The first day of spring has arrived after an Arctic cold February and the entrance of March as a lion. However, an early Easter is nipping at their heels. So, our thoughts turn to candy, flowers and decorations.
Are trees not top-of-mind during the winter? Maybe they should be. Winter is an ideal time to inspect tree branches for defects, decay, or structural issues without the camouflage of leaves. Wounds, decay cavities, crooked growth, and weak branch unions are problems in the making that can be more easily spotted when the trees are bare.
Mr. Jack Frost comes silently upon your garden in the early morning hours, and when daylight comes, you see sad, browned foliage and drooping flowers. What do you do next?
As a homeowner with a sloping lot by Lake Meade, I have learned that the problem of rainwater runoff reaches beyond my own landscape all the way to the overall health of our regional waterways.
Most of your earliest spring garden color can come from bulbs. If you enjoy seeing active growth as early as March (and sometimes, even February), now is the time to plan and plant. Hopefully, any questions you have will be answered here.
Gardeners are always hoping for good soil in which to plant. A recent theme throughout the summer months has been one of different soil types: May and June plantings in the vegetable garden depended on the right combo of soil, sun and rain, and a July sermon at church focused on planting seeds in good soil to produce the best spiritual results.
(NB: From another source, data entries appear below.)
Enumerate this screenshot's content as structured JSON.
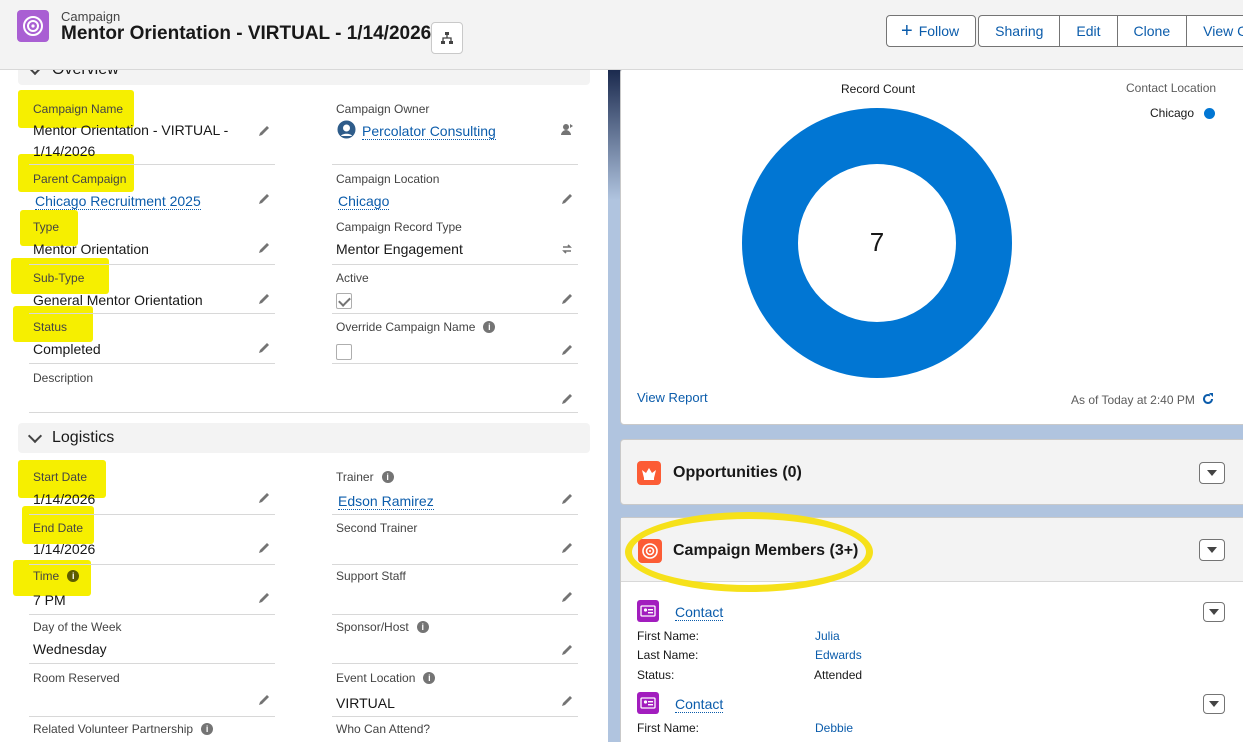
{
  "header": {
    "object_label": "Campaign",
    "title": "Mentor Orientation - VIRTUAL - 1/14/2026",
    "actions": {
      "follow": "Follow",
      "sharing": "Sharing",
      "edit": "Edit",
      "clone": "Clone",
      "view": "View Ca"
    }
  },
  "overview": {
    "section_title": "Overview",
    "campaign_name": {
      "label": "Campaign Name",
      "value": "Mentor Orientation - VIRTUAL - 1/14/2026"
    },
    "campaign_owner": {
      "label": "Campaign Owner",
      "value": "Percolator Consulting"
    },
    "parent_campaign": {
      "label": "Parent Campaign",
      "value": "Chicago Recruitment 2025"
    },
    "campaign_location": {
      "label": "Campaign Location",
      "value": "Chicago"
    },
    "type": {
      "label": "Type",
      "value": "Mentor Orientation"
    },
    "record_type": {
      "label": "Campaign Record Type",
      "value": "Mentor Engagement"
    },
    "sub_type": {
      "label": "Sub-Type",
      "value": "General Mentor Orientation"
    },
    "active": {
      "label": "Active",
      "checked": true
    },
    "status": {
      "label": "Status",
      "value": "Completed"
    },
    "override_name": {
      "label": "Override Campaign Name",
      "checked": false
    },
    "description": {
      "label": "Description",
      "value": ""
    }
  },
  "logistics": {
    "section_title": "Logistics",
    "start_date": {
      "label": "Start Date",
      "value": "1/14/2026"
    },
    "trainer": {
      "label": "Trainer",
      "value": "Edson Ramirez"
    },
    "end_date": {
      "label": "End Date",
      "value": "1/14/2026"
    },
    "second_trainer": {
      "label": "Second Trainer",
      "value": ""
    },
    "time": {
      "label": "Time",
      "value": "7 PM"
    },
    "support_staff": {
      "label": "Support Staff",
      "value": ""
    },
    "day_of_week": {
      "label": "Day of the Week",
      "value": "Wednesday"
    },
    "sponsor_host": {
      "label": "Sponsor/Host",
      "value": ""
    },
    "room_reserved": {
      "label": "Room Reserved",
      "value": ""
    },
    "event_location": {
      "label": "Event Location",
      "value": "VIRTUAL"
    },
    "related_partnership": {
      "label": "Related Volunteer Partnership"
    },
    "who_can_attend": {
      "label": "Who Can Attend?"
    }
  },
  "report_chart": {
    "view_report": "View Report",
    "as_of": "As of Today at 2:40 PM",
    "legend_title": "Contact Location",
    "center_value": "7"
  },
  "chart_data": {
    "type": "pie",
    "title": "Record Count",
    "categories": [
      "Chicago"
    ],
    "values": [
      7
    ],
    "legend": "top-right",
    "colors": [
      "#0176d3"
    ]
  },
  "opportunities": {
    "title": "Opportunities (0)"
  },
  "campaign_members": {
    "title": "Campaign Members (3+)",
    "members": [
      {
        "type": "Contact",
        "first_name_label": "First Name:",
        "first_name": "Julia",
        "last_name_label": "Last Name:",
        "last_name": "Edwards",
        "status_label": "Status:",
        "status": "Attended"
      },
      {
        "type": "Contact",
        "first_name_label": "First Name:",
        "first_name": "Debbie"
      }
    ]
  },
  "colors": {
    "campaign_icon": "#a95fd3",
    "opportunity_icon": "#fc5c35",
    "member_icon": "#fc5c35",
    "contact_icon": "#a21dbe",
    "highlight": "#f6ef00",
    "link": "#0b5cab",
    "chart": "#0176d3"
  }
}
Conversely, seeds of doubt that fall on "fertile soil" could serve to taint the desired result.
Fall is a good time to start family gardening; you don’t need a large project to start with. Planting spring blooming bulbs such as crocus, tulips or daffodils in a flower bed or a good size outdoor container is easy and can be a Saturday adventure. Going to a gardening home store or shopping online is informative and fun for children.
As we reminisce about the 151st Anniversary of the Civil War and Abraham Lincoln’s famous Gettysburg Address, here are some gardening techniques that a woman would reflect upon and utilize in 1863.
“What’s black and white and green all over?” Well, it’s the same answer as for the old riddle: “What’s black and white and read all over?” Of course, that would be Newspaper.
Do you own your yard? Or does your garden own you? How less complicated life would be if everyone understood the value of gardening with nature. People would grow trees, shrubs, and a variety of flowers and vegetables, with minimal lawn area. There would be birds singing everywhere. There would be little or no need for pesticides which affect our water sources.
Look on any magazine rack and you’ll see there is no shortage of magazines on gardening. Beyond the seasonal, there are the monthly and bi-monthly publications that are most economical if you subscribe to them. The following selection guides you to a few of these available garden publications.
April and May are two of the busiest months in your garden. Get a jump on some of the maintenance now, so you can enjoy those early spring blooms.
Springtime is a wonderful time of the year to enjoy the surprises of nature. One of my favorite activities is to take a walk and look for spring wildflowers poking up from their winter nap.
“Green Roof’ is an environmental term -- it is not a metal or shingle roof that is green in color. It is a roof that is environmentally friendly because of the use of soil and green plants in its construction.
With all the excitement, celebration, passion, and enthusiasm of the 150th Anniversary of the Civil War and Lincoln's Gettysburg Address, I thought that it would be fun to learn about gardening during the Civil War. Gardening was a means of sustenance and survival during that era.
Penn State Extension is an educational network that gives people in Pennsylvania's 67 counties access to the University's resources and expertise. The Extension system is comprised of diverse, research-based education programs that work in a two-way partnership within the communities they serve. Extension programs are fueled through county, state and USDA funding in strong support for community development with the unique aspect being the strongly related bond between the programs and locality.
True to my desire to have one of every plant I see, I have a new favorite.
Community controversy can be a wonderful thing. Really. But very few of us see it that way. For most local governments, public agencies or community organizations, the idea of a public discussion on a controversial topic is painful. So painful that instead of seizing the opportunity, we tend to pull the figurative sheet over our heads and just hope everyone will go away.
Frequent power outages surge with the coming of summer, and high usage of refrigerators and freezers increases the likelihood of someone leaving the door incompletely closed – we all know the dripping mess that awaits the finder of an appliance too long without electricity!
The bald eagle population is on the rise in Pennsylvania and is one of the great wildlife conservation stories.